We began rehearsals, and everyone was convinced that this would be the best Arlington all-school play of all time. Ever. I wish I could remember what all of the other sketches were (I know somebody was Roseanne Roseannadanna), but I was too busy perfecting my early 90s wannabe rocker with a public access television show persona.
Costuming was another hurdle to jump, of course. We were more or less on our own, and we accepted the challenge. Tiff’s and my Wayne’s World costumes were fairly simple, but they were dead-on. We both had ripped-up jeans and t-shirts, and Tiff’s mom made me a special hat that read “Wayne’s World.” I borrowed my friend Nick’s electric guitar, and Tiff had drumsticks from the band room. The only real challenge was the hair. Luckily for us, the all-school play took place in the fall, so the stores were well-stocked with Halloween wigs. Tiff’s wig was some blonde shiny thing that she trimmed up, and mine was some sort of Cher wig that we hacked into a mullet. We looked great.
|PARTY TIME! EXCELLENT!|
My Landshark costume was nowhere near the perfection of Wayne’s World. I wasn’t going to create an entire shark costume, so I settled for drawing a profile of a shark head that would emerge from the door and “eat” its victim. It was low-budget perfection.
However, every great play has its obstacles. We were closing in on opening night when a handful of cast members dropped out, taking a few skits with them. The play would run short unless a few brave actors stepped up to fill the space. I was one of volunteers: I wanted to be the Church Lady.
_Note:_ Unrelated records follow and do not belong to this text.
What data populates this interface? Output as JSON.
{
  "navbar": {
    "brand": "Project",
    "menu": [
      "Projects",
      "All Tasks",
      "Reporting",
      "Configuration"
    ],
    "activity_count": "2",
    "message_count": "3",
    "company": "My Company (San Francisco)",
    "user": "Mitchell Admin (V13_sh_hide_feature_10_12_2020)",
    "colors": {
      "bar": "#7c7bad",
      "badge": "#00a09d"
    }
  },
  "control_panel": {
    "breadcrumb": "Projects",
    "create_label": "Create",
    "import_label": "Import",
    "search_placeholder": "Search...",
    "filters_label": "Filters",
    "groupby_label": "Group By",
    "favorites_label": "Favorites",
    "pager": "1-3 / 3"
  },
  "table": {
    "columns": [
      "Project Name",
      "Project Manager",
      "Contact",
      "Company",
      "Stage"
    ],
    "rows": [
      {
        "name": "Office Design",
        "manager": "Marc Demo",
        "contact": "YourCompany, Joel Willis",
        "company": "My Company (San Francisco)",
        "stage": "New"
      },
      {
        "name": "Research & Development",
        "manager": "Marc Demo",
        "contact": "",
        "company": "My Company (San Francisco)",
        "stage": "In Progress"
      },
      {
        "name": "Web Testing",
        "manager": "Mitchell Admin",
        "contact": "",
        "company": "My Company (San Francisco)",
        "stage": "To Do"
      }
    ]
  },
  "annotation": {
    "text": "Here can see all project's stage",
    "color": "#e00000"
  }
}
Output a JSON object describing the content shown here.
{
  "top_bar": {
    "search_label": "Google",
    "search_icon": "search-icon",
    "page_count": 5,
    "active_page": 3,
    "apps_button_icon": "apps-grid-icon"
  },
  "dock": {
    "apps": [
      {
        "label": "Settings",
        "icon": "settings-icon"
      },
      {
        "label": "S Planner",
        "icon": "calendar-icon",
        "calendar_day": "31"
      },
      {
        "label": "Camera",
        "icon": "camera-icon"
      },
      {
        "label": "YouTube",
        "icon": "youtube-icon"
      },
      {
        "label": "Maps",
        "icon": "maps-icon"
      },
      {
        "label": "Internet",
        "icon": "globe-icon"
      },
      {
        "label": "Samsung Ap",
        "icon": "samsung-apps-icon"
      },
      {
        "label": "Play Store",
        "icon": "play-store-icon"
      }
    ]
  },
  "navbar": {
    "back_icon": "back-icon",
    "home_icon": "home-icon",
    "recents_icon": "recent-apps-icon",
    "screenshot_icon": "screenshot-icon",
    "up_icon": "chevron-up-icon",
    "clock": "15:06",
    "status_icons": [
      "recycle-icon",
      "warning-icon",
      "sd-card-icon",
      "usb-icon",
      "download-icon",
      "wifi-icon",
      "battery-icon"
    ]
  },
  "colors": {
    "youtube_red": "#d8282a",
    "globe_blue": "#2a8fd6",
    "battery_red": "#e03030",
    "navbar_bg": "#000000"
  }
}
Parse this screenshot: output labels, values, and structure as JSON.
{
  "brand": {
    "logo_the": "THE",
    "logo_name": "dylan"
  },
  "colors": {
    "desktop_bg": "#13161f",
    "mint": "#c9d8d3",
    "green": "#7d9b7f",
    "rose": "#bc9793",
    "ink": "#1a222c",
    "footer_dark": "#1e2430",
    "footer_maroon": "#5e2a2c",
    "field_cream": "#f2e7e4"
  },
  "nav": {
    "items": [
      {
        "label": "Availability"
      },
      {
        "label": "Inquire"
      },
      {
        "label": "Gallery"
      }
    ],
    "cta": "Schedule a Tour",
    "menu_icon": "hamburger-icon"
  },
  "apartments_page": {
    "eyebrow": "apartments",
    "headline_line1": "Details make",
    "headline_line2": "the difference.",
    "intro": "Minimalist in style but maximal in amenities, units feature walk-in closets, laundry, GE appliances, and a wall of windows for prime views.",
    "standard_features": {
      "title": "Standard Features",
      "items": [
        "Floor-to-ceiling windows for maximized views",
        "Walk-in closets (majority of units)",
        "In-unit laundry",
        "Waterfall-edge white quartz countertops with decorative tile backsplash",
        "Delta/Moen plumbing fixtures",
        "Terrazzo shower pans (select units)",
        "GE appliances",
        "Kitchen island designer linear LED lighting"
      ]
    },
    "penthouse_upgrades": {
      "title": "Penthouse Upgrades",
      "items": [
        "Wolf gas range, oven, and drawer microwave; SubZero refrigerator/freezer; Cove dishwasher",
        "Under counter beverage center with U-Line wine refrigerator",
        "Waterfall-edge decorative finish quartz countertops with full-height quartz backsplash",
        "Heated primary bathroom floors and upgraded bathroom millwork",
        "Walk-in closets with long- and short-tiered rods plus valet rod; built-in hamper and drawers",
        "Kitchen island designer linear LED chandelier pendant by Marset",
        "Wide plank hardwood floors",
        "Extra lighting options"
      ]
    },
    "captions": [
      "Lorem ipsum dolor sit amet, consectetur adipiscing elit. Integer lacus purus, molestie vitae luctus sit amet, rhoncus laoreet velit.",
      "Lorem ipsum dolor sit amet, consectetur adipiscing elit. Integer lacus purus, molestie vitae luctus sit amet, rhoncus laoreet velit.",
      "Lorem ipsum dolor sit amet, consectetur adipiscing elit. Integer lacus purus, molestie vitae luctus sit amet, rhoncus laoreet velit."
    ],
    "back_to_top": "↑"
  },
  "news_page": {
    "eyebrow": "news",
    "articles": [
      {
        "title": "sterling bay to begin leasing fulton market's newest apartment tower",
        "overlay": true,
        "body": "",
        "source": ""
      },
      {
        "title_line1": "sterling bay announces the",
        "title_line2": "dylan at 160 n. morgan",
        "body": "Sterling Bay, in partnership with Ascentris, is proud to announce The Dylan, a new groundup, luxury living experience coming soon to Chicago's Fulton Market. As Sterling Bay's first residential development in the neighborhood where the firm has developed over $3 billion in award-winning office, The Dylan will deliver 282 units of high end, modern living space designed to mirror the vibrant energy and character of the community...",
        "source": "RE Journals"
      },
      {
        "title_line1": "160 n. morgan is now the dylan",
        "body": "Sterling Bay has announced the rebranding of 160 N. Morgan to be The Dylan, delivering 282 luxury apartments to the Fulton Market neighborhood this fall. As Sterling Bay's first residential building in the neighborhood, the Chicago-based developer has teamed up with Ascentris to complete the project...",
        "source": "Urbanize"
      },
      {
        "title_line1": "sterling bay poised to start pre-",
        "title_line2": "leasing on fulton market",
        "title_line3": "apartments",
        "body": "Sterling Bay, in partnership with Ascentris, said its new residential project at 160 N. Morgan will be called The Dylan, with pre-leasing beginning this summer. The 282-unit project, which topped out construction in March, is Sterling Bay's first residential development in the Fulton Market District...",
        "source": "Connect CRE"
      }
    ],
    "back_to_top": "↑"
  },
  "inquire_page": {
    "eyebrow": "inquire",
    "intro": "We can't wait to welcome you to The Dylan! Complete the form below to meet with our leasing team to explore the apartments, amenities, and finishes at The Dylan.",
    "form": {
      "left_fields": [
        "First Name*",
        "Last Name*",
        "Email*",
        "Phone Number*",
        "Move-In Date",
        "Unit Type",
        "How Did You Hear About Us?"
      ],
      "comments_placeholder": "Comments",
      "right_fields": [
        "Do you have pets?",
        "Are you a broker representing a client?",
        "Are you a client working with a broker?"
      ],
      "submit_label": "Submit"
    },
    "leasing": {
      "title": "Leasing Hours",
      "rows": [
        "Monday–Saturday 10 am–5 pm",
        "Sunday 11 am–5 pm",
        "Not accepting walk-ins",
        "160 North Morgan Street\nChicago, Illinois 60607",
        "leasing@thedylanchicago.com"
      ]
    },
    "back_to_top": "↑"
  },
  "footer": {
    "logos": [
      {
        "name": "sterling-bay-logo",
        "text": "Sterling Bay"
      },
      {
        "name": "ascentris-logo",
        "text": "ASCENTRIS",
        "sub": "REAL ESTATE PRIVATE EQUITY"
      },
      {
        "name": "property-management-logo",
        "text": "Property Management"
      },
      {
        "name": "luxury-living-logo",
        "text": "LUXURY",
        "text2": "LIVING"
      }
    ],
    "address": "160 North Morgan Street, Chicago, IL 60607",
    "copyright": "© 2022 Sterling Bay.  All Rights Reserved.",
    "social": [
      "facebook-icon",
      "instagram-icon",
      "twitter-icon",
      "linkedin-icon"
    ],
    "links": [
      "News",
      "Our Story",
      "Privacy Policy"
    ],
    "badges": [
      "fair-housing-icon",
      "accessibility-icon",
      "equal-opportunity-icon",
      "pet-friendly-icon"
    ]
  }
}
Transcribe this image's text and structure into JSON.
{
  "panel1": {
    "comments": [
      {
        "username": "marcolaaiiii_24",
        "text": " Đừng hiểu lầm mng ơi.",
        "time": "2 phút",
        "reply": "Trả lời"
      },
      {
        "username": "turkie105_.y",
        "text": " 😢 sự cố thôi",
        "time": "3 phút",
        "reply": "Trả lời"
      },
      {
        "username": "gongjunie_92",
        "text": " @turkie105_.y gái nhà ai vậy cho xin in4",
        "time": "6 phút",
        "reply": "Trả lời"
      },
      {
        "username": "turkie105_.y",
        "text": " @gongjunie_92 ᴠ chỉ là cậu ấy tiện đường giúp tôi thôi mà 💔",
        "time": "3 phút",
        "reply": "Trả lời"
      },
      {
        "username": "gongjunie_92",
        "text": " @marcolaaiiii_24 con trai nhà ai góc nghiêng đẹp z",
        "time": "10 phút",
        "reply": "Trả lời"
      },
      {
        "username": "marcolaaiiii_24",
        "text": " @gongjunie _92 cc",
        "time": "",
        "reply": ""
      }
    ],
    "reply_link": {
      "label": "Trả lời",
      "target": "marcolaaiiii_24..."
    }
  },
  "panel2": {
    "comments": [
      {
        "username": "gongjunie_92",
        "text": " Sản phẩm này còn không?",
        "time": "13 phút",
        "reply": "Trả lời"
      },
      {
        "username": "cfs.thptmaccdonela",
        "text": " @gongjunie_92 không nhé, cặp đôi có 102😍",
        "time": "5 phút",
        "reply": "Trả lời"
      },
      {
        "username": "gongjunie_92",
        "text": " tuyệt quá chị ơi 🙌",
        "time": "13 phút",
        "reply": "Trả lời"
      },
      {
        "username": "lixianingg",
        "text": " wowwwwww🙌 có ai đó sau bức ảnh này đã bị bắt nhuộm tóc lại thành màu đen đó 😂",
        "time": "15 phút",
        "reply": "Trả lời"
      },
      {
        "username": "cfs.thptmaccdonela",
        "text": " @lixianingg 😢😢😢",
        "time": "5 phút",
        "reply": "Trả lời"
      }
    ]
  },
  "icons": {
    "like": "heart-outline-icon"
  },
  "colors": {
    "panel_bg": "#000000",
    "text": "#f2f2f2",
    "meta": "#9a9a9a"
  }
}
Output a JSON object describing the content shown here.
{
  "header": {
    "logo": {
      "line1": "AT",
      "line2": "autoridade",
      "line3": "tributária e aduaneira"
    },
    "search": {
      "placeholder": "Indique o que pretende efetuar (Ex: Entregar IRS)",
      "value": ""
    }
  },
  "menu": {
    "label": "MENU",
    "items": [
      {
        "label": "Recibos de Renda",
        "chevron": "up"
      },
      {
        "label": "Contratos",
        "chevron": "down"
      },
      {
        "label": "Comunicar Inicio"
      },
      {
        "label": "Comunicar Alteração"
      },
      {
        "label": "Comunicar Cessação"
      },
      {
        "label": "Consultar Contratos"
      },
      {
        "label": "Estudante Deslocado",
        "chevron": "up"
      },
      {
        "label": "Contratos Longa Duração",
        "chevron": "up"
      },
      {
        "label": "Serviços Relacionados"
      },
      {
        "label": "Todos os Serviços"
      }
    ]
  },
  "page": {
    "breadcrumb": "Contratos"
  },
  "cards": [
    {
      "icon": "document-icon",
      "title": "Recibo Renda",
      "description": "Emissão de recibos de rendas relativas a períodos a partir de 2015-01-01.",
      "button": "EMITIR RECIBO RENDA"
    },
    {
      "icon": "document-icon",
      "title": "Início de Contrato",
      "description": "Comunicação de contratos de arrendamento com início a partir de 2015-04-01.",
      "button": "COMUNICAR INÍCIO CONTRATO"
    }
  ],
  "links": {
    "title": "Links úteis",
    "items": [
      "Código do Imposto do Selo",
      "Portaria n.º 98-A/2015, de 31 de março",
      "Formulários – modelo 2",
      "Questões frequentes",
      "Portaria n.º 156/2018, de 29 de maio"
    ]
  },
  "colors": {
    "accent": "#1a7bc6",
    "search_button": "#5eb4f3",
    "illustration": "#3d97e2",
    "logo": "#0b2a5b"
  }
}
Now, Arlington had its own fair share of Church Ladies, and if you remember the skits, most of them were about the evils of sex. I chose the only semi-innocuous Church Lady skit I could find: she goes to the church potluck and denounces the red Jello for being food of Satan. As long as I got to say “Isn’t that special?” and do the Superior Dance, I was satisfied.
The play was an absolute blast. Everything went smoothly (except for the time I lost my microphone when Tiff and I were doing the drunk driving PSA sketch), and people loved us: especially the “Aerosmith Comes to Wayne’s World” scene. The crowd just loved seeing Tiff and me enact the old Wayne’s World classic: “we’re not worthy! We’re not worthy!” We tried to work in every Wayne’s World catchphrase possible: from “party time! Excellent!” to “schwing,” we covered a lot of ground. (Yes, I know “schwing” probably wasn’t appropriate, but Tiff and I made it work. In our play, “schwing” meant “awesome,” and was not used in conjunction with Heather Locklear like it was in the real show. That could’ve gotten weird.)
Landshark and the Church Lady were hits, as well, but Wayne’s World was the clear favorite. I’d had the best time being Wayne, and I was definitely sorry to see it end. I was almost sorry to throw away my mullet wig… almost.
I had been in school plays before, and I would be in one more play after SNL. However, I have never had as much fun in a school play as I did during the short run of Saturday Night Live. Sure, it helped that we were performing old familiar skits that had been proven to be funny once before, but what really made it great was the incredible freedom that we were given. If you wanted to be in a skit, YOU made it happen.
Thinking back, I would’ve loved to do more skits. If I could do it over, my next skit would undeniably be Matt Foley: Chris Farley’s motivational speaker who lives in a van down by the river.
|LIVING ON GOVERNMENT CHEESE IN A VAN DOWN BY THE RIVER.|